• [PROBLEM DETAILS]: Scan the data below for the string "list". Copy every line where it appears.

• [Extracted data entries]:
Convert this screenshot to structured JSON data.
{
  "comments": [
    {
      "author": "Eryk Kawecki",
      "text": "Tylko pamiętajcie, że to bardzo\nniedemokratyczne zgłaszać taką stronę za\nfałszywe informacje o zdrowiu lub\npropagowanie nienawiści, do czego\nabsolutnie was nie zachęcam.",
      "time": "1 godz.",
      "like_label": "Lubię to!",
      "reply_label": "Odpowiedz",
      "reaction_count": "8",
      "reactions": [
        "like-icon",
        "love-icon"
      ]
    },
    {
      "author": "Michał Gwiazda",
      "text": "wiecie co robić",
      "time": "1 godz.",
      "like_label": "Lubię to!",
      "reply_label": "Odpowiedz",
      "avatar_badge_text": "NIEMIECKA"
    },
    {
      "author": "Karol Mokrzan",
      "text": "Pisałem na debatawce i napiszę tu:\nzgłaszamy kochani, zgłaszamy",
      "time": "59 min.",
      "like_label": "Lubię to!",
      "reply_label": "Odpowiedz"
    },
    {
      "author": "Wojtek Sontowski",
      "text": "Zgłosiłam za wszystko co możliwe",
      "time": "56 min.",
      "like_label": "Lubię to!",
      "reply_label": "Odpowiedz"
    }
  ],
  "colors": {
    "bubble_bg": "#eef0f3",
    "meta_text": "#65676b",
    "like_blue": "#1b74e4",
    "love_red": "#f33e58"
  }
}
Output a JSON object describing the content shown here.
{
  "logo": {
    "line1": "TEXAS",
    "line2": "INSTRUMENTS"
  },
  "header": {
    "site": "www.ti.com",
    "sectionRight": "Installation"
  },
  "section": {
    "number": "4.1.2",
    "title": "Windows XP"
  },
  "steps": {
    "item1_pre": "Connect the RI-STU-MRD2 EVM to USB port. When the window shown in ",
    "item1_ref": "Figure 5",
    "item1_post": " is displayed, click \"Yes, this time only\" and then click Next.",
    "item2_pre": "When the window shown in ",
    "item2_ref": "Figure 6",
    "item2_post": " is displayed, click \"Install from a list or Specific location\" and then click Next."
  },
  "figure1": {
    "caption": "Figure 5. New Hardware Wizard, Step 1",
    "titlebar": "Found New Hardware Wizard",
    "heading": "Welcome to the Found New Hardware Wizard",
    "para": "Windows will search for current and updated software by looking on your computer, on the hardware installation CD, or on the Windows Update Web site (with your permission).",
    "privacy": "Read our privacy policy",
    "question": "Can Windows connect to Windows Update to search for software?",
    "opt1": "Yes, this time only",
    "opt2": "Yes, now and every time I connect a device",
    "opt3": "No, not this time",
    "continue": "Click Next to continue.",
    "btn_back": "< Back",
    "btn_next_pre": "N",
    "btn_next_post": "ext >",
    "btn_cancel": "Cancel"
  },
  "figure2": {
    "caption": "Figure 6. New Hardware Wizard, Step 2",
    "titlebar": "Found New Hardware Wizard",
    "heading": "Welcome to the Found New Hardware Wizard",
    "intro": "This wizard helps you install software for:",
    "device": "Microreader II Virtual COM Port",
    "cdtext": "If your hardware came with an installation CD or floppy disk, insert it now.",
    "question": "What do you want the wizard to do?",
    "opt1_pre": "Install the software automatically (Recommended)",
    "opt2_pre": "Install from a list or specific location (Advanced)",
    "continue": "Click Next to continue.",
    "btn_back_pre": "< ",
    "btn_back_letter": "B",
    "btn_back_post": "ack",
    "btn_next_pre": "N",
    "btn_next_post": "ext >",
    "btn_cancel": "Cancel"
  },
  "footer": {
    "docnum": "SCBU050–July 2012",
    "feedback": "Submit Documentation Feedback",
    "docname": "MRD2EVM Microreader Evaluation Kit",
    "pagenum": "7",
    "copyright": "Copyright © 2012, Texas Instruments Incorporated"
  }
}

• [YOUR SOLUTION]:
    "item2_post": " is displayed, click \"Install from a list or Specific location\" and then click Next."
    "opt2_pre": "Install from a list or specific location (Advanced)",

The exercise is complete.